Monday, January 21, 2013

Edgar back on the opium.

Yes, over a hundred and fifty years after his death, it appears that Edgar Allen Poe is smoking Victorian crack again.

Or at least his namesake is.

While being a whole-hearted student of the Master Detective, I must admit that the mystery genre as a whole is usually disappointing to me. When you start with the top of the field, which Sherlock Holmes definitely is, it's hard to be thrilled about lesser lights who stumble through mysteries with a little personality and colorful details alone. And that being the case, I've never gotten too excited about the Edgar Awards, a sort of mystery Oscars handed out by the Mystery Writers of America. Their field of self-congratulations is so small that the nominee list always holds some clunkers, just to fill out the field. But this year . . . oh, this year . . .

Edgar is back on the opium, to be sure.

All you have to do is look at their nominees for "Best Television Episode Teleplay." And the nominees are:
"Pilot" -- Longmire
"Slaughterhouse" -- Justified
"New Car Smell" -- Homeland
"A Scandal in Belgravia" -- Sherlock
"Child Predator" -- Elementary

Seriously, Edgar? You're going to put Elementary up against the likes of Homeland and Sherlock, two TV shows that actually got nominated for Emmys . . . you know, the REAL television awards done by people who actually know television? All for having one cheesey "the kid is the killer and not the pervy old guy" twist that wasn't hard to see coming?

But it's more than that. The Mystery Writers of America have fallen so far from the flagship character of their genre that they think Mr. Elementary, the Sherlock-In-Name-Only, deserves an award for his exercise in identity theft? That's just sad.

No, wait. The fact that major mystery novel series are based around cats or alphabet titles. That's sad. And it kind of explains how faux Sherlock got on that nominees list.

Read the Canon, folks. There's a reason it's the only mystery series called "the Canon."

And, Mystery Writers of America? I know you like Edgar Allen Poe, but stay off the drugs!


  1. I was shocked too when I learned that Elementary got a nomination.
    Child Predator was 2nd to the last episode I've watched from Elementary before I decided that I should save my time for worthy telly.
    For a person like me who read a lot of mystery/detective novels, endured the 900+ chapters of Detective Conan(who seemed to have invented every possible arrangement for closed-room murder mystery) and watched a lot of procedural TV shows and movies, the plot-twist(s) of Elementary is so generic.
    They seem to operate on "Deduction(read: stating the obvious), deduction, here's the criminal, oh wait he's not the criminal, deduction, enlightenment via Joan or some other background events, here's the actual criminal" story line(at least in what I've watched) so it's easy to know what will happen.
    Furthermore, I've seen this kind of case before, I just don't remember where. I'll tell you if I remember it.
    In short, it's not even intelligent writing on par with Sherlock and it's very predictable. It's an insult.
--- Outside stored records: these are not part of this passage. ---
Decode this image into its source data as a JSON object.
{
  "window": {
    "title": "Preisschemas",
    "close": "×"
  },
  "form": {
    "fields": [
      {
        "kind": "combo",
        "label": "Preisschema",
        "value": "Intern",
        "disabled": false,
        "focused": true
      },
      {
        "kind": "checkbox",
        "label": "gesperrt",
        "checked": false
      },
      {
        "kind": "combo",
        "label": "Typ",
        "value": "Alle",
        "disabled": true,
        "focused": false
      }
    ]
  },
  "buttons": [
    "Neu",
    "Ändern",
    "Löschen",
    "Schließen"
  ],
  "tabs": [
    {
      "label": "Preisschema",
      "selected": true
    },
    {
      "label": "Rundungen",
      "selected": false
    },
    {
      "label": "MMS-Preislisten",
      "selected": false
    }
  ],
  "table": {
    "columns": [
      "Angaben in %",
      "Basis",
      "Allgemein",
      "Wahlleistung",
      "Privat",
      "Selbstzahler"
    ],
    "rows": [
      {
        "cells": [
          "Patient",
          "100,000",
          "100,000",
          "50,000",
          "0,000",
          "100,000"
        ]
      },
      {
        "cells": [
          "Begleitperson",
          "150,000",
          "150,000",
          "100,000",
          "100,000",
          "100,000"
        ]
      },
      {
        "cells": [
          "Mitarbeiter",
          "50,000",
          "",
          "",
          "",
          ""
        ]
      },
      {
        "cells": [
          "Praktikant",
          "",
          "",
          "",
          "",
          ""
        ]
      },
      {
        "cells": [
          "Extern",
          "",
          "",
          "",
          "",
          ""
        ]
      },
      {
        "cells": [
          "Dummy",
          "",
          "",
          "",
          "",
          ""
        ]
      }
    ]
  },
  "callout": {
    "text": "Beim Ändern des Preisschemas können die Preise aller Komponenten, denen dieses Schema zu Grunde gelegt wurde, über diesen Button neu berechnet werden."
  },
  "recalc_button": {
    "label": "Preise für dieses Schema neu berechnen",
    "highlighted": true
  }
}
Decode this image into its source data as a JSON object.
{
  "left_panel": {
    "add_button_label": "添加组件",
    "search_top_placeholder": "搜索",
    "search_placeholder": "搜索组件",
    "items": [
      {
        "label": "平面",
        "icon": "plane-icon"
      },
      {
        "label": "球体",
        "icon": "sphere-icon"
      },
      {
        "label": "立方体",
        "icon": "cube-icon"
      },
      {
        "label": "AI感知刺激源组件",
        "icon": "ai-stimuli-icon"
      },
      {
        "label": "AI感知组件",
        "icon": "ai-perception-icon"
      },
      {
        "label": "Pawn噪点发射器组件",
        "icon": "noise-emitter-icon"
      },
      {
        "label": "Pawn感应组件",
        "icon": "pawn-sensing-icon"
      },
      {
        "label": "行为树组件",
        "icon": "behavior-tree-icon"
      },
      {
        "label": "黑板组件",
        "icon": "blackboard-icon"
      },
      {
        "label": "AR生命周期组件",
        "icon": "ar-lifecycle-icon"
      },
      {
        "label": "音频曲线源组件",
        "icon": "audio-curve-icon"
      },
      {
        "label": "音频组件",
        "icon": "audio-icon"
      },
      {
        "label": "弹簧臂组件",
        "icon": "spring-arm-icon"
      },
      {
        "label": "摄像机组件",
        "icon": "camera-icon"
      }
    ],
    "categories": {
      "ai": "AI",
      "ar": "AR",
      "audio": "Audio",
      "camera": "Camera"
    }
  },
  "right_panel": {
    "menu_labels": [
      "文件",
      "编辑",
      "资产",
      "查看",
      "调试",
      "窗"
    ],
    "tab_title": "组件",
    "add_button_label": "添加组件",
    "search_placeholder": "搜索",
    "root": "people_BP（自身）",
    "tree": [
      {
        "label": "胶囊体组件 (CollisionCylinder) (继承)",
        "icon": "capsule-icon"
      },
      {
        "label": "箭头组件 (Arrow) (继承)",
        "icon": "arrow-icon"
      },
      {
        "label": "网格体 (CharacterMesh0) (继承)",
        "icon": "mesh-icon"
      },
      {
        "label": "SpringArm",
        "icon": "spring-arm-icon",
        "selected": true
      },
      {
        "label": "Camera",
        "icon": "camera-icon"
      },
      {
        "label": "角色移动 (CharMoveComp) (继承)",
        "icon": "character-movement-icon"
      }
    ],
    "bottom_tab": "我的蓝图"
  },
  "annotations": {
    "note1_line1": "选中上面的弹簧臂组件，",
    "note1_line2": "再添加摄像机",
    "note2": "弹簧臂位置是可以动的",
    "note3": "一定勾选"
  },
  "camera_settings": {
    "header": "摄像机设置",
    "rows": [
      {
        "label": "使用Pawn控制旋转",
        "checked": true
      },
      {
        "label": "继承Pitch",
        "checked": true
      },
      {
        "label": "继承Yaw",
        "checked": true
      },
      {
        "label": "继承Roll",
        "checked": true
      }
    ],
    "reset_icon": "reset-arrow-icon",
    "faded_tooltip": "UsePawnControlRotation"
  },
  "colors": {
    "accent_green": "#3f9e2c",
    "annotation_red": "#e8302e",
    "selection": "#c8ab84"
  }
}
  2. I just found that out for myself and wanted to tell you! And then I found that you know already. Oh God, it's a shame! But, yes, self-congratulatory is the key-word here, I think. Beware that a foreign product should reign supreme in an American awards competition. I smell CBS's influence... *sniff*

    Although I have to admit that I liked the alphabet-series and also the numbers one. To say nothing of the cats... ;-)

  3. But for good news - have you seen this?

    1. Oh god yes! Not only that, Mark Gatiss seemed to have finished his drafts!

    2. Have often tweeted "Dear Jim (or whoever is in charge now), please can you fix it for me and hack Mark Gatiss' computer to obtain a draft of S3E1. Will pay top dollar!" No luck so far.... :-(

  4. As you know, I have a different opinion on "Elementary". I've only seen "Child Predator" and "A Scandal in Belgravia" out of the five on the nomination list. I think "Scandal" is the better script. I think the Holmes story it most resembles is "The Speckled Band". Doyle created a story full of implausibilities and made it work. It's always ranked in the top six favorite adventures. The same can be said of Moffat's script; full of implausibilities, but dammit, it works! I don't think "Child Predator" will win, and I don't "smell CBS's influence". By the way, the critically acclaimed FX show "Justified" is executive produced by Sarah Timberman and Carl Beverly, who are also the e.p.s on "Elementary". As for an opium smoking nominating committee--did they pick up the pipe before nominating "Sherlock", "Justified", "Homeland", "Longmire", or after, Brad?

    1. That would seem to be after. Unless the resident opium-smoker wandering into the nominating meeting mumbling "El-uh-mentary . . ." over and over until they added it to the list just to placate him.

  5. :D

    'Mr. Elementary, the Sherlock-In-Name-Only, deserves an award for his exercise in identity theft?'- Well put!

    'Read the Canon, folks.' - I totally agree. Go to your local library NOW! ;)